Anybody craving a juicy, rare exposé on the New York restaurant scene? John DeLucie, chef of The Waverly Inn, delivers just that in his memoir, The Hunger: A Story of Food, Desire, and Ambition. Though the author admits in an atypical self-effacing moment that, “There is a reason why they keep chefs in the kitchen,” he’s wielded his pen with precision and makes a warranted and successful foray into the written word.
With a voice as straightforward as his famed chicken pot pie, and with at least as much bravado as the highly lampooned price tag of his truffled mac’n’cheese, he attempts to summarize his entire culinary career from inception through hard-fought success. The story is told through flashbacks intermingled with highlights of the current night’s work, as if listening to him tell his life story over after-hours drinks. We see him go through kitchen after kitchen, looking for the next step up. We see, also, how his culinary ambitions and the chaotic lifestyle of the professional chef force both of his marriages in turn onto the back burner.
Through it all, he never misses a beat—at least, in the retelling. One does begin to wonder how much some of those quick-witted quips may have been enhanced. The dialogue is heavily peppered with the hot-tempered expletives typical of professional kitchens and stuffed with clever comebacks, like DeLucie’s own response to a waitress relaying a diner’s question of whether the mushrooms in a certain dish were wild or cultivated: “‘Tell her they were hand-picked by a bigamist sect on the outskirts of Oregon,’ I said. For chrissakes, who were these people? Too much time on their hands and too much goddamned Food TV.”
It’s energy like this that keeps the reader craving more as DeLucie plates up his addictive page-turner. In the latter half of the book, though, the flashback technique begins to feel a little off, especially as the stories begin to converge. It’s as if the right dishes have all been placed in front of the wrong diners. There’s that awkward moment when you try to locate what you ordered before you can switch and sink your teeth in. Nevertheless, each part is good and, above all, DeLucie’s passion shows through. As his prologue states,
The kitchen printer is spitting out orders like machine-gun fire and all four Viking burners are flaring like an F-16. The sweat is running down my brow and it’s only eight p.m. We’ll do another hundred dinners before the night is over. The place in on fire and I think: Man, I love this shit.
Stomach your way past the arrogant start, and you’ll love it, too.
(Angela Denstad has worked in the food and wine industry as wine consultant, culinary tour guide, food writer, educator with the Boston Center for Adult Education, and food columnist.
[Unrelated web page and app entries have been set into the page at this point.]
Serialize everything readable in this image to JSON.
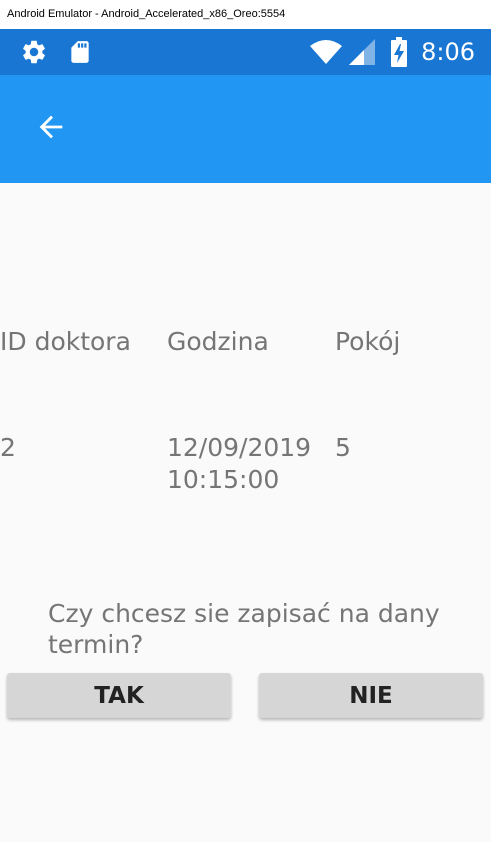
{
  "window": {
    "title": "Android Emulator - Android_Accelerated_x86_Oreo:5554"
  },
  "status_bar": {
    "time": "8:06",
    "icons": [
      "gear-icon",
      "sd-card-icon",
      "wifi-icon",
      "signal-icon",
      "battery-charging-icon"
    ],
    "background": "#1976d2"
  },
  "app_bar": {
    "back_icon": "arrow-left-icon",
    "background": "#2196f3"
  },
  "table": {
    "headers": [
      "ID doktora",
      "Godzina",
      "Pokój"
    ],
    "rows": [
      {
        "id": "2",
        "time_line1": "12/09/2019",
        "time_line2": "10:15:00",
        "room": "5"
      }
    ]
  },
  "prompt": {
    "text": "Czy chcesz sie zapisać na dany termin?"
  },
  "buttons": {
    "yes_label": "TAK",
    "no_label": "NIE"
  }
}
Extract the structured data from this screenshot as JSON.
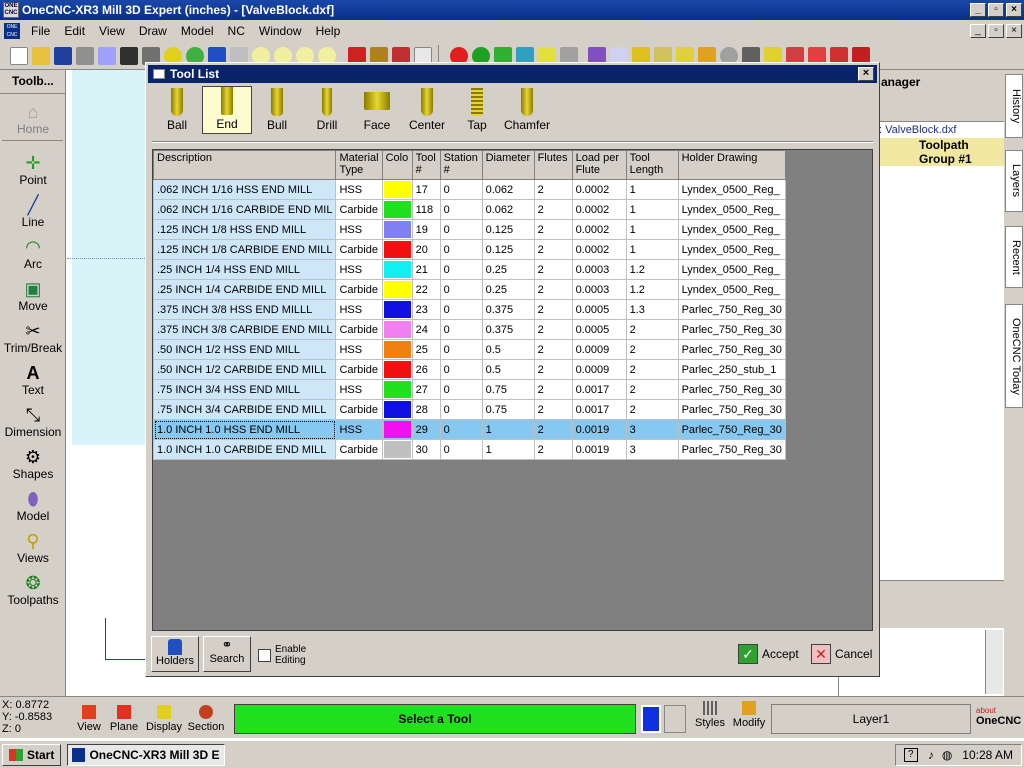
{
  "app": {
    "title": "OneCNC-XR3 Mill 3D Expert (inches) - [ValveBlock.dxf]",
    "window_controls": [
      "_",
      "▫",
      "×"
    ]
  },
  "menu": [
    "File",
    "Edit",
    "View",
    "Draw",
    "Model",
    "NC",
    "Window",
    "Help"
  ],
  "left_panel": {
    "header": "Toolb...",
    "items": [
      {
        "label": "Home",
        "icon": "home-icon"
      },
      {
        "label": "Point",
        "icon": "point-icon"
      },
      {
        "label": "Line",
        "icon": "line-icon"
      },
      {
        "label": "Arc",
        "icon": "arc-icon"
      },
      {
        "label": "Move",
        "icon": "move-icon"
      },
      {
        "label": "Trim/Break",
        "icon": "scissors-icon"
      },
      {
        "label": "Text",
        "icon": "text-icon"
      },
      {
        "label": "Dimension",
        "icon": "dimension-icon"
      },
      {
        "label": "Shapes",
        "icon": "shapes-icon"
      },
      {
        "label": "Model",
        "icon": "model-icon"
      },
      {
        "label": "Views",
        "icon": "views-icon"
      },
      {
        "label": "Toolpaths",
        "icon": "toolpaths-icon"
      }
    ]
  },
  "right_panel": {
    "header": "anager",
    "file": ": ValveBlock.dxf",
    "group": "Toolpath Group #1"
  },
  "side_tabs": [
    "History",
    "Layers",
    "Recent",
    "OneCNC Today"
  ],
  "dialog": {
    "title": "Tool List",
    "tool_types": [
      "Ball",
      "End",
      "Bull",
      "Drill",
      "Face",
      "Center",
      "Tap",
      "Chamfer"
    ],
    "selected_type": "End",
    "columns": [
      "Description",
      "Material Type",
      "Colo",
      "Tool #",
      "Station #",
      "Diameter",
      "Flutes",
      "Load per Flute",
      "Tool Length",
      "Holder Drawing"
    ],
    "rows": [
      {
        "description": ".062 INCH 1/16 HSS END MILL",
        "material": "HSS",
        "color": "#ffff00",
        "tool": "17",
        "station": "0",
        "diameter": "0.062",
        "flutes": "2",
        "load": "0.0002",
        "length": "1",
        "holder": "Lyndex_0500_Reg_"
      },
      {
        "description": ".062 INCH 1/16 CARBIDE END MIL",
        "material": "Carbide",
        "color": "#20e020",
        "tool": "118",
        "station": "0",
        "diameter": "0.062",
        "flutes": "2",
        "load": "0.0002",
        "length": "1",
        "holder": "Lyndex_0500_Reg_"
      },
      {
        "description": ".125 INCH 1/8 HSS END MILL",
        "material": "HSS",
        "color": "#8080f0",
        "tool": "19",
        "station": "0",
        "diameter": "0.125",
        "flutes": "2",
        "load": "0.0002",
        "length": "1",
        "holder": "Lyndex_0500_Reg_"
      },
      {
        "description": ".125 INCH 1/8 CARBIDE END MILL",
        "material": "Carbide",
        "color": "#f01010",
        "tool": "20",
        "station": "0",
        "diameter": "0.125",
        "flutes": "2",
        "load": "0.0002",
        "length": "1",
        "holder": "Lyndex_0500_Reg_"
      },
      {
        "description": ".25 INCH 1/4 HSS END MILL",
        "material": "HSS",
        "color": "#10f0f0",
        "tool": "21",
        "station": "0",
        "diameter": "0.25",
        "flutes": "2",
        "load": "0.0003",
        "length": "1.2",
        "holder": "Lyndex_0500_Reg_"
      },
      {
        "description": ".25 INCH 1/4 CARBIDE END MILL",
        "material": "Carbide",
        "color": "#ffff00",
        "tool": "22",
        "station": "0",
        "diameter": "0.25",
        "flutes": "2",
        "load": "0.0003",
        "length": "1.2",
        "holder": "Lyndex_0500_Reg_"
      },
      {
        "description": ".375 INCH 3/8 HSS END MILLL",
        "material": "HSS",
        "color": "#1010e0",
        "tool": "23",
        "station": "0",
        "diameter": "0.375",
        "flutes": "2",
        "load": "0.0005",
        "length": "1.3",
        "holder": "Parlec_750_Reg_30"
      },
      {
        "description": ".375 INCH 3/8 CARBIDE END MILL",
        "material": "Carbide",
        "color": "#f080f0",
        "tool": "24",
        "station": "0",
        "diameter": "0.375",
        "flutes": "2",
        "load": "0.0005",
        "length": "2",
        "holder": "Parlec_750_Reg_30"
      },
      {
        "description": ".50 INCH 1/2 HSS END MILL",
        "material": "HSS",
        "color": "#f08010",
        "tool": "25",
        "station": "0",
        "diameter": "0.5",
        "flutes": "2",
        "load": "0.0009",
        "length": "2",
        "holder": "Parlec_750_Reg_30"
      },
      {
        "description": ".50 INCH 1/2 CARBIDE END MILL",
        "material": "Carbide",
        "color": "#f01010",
        "tool": "26",
        "station": "0",
        "diameter": "0.5",
        "flutes": "2",
        "load": "0.0009",
        "length": "2",
        "holder": "Parlec_250_stub_1"
      },
      {
        "description": ".75 INCH 3/4 HSS END MILL",
        "material": "HSS",
        "color": "#20e020",
        "tool": "27",
        "station": "0",
        "diameter": "0.75",
        "flutes": "2",
        "load": "0.0017",
        "length": "2",
        "holder": "Parlec_750_Reg_30"
      },
      {
        "description": ".75 INCH 3/4 CARBIDE END MILL",
        "material": "Carbide",
        "color": "#1010e0",
        "tool": "28",
        "station": "0",
        "diameter": "0.75",
        "flutes": "2",
        "load": "0.0017",
        "length": "2",
        "holder": "Parlec_750_Reg_30"
      },
      {
        "description": "1.0 INCH 1.0 HSS END MILL",
        "material": "HSS",
        "color": "#f010f0",
        "tool": "29",
        "station": "0",
        "diameter": "1",
        "flutes": "2",
        "load": "0.0019",
        "length": "3",
        "holder": "Parlec_750_Reg_30"
      },
      {
        "description": "1.0 INCH 1.0 CARBIDE END MILL",
        "material": "Carbide",
        "color": "#c0c0c0",
        "tool": "30",
        "station": "0",
        "diameter": "1",
        "flutes": "2",
        "load": "0.0019",
        "length": "3",
        "holder": "Parlec_750_Reg_30"
      }
    ],
    "selected_row": 12,
    "bottom": {
      "holders": "Holders",
      "search": "Search",
      "enable_editing": "Enable Editing",
      "accept": "Accept",
      "cancel": "Cancel"
    }
  },
  "status": {
    "coords": [
      "X: 0.8772",
      "Y: -0.8583",
      "Z: 0"
    ],
    "buttons": [
      "View",
      "Plane",
      "Display",
      "Section"
    ],
    "prompt": "Select a Tool",
    "right_buttons": [
      "Styles",
      "Modify"
    ],
    "layer": "Layer1",
    "brand_small": "about",
    "brand": "OneCNC"
  },
  "taskbar": {
    "start": "Start",
    "task": "OneCNC-XR3 Mill 3D E...",
    "clock": "10:28 AM"
  }
}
Her writing and culinary musings have appeared in The Caledonia Argus, The Boston Globe, The Boston Phoenix, Boston Magazine, The Washington Post, and many syndicated publications. Her weekly syndicated column, Thyme Out with Angela, appears each Wednesday.)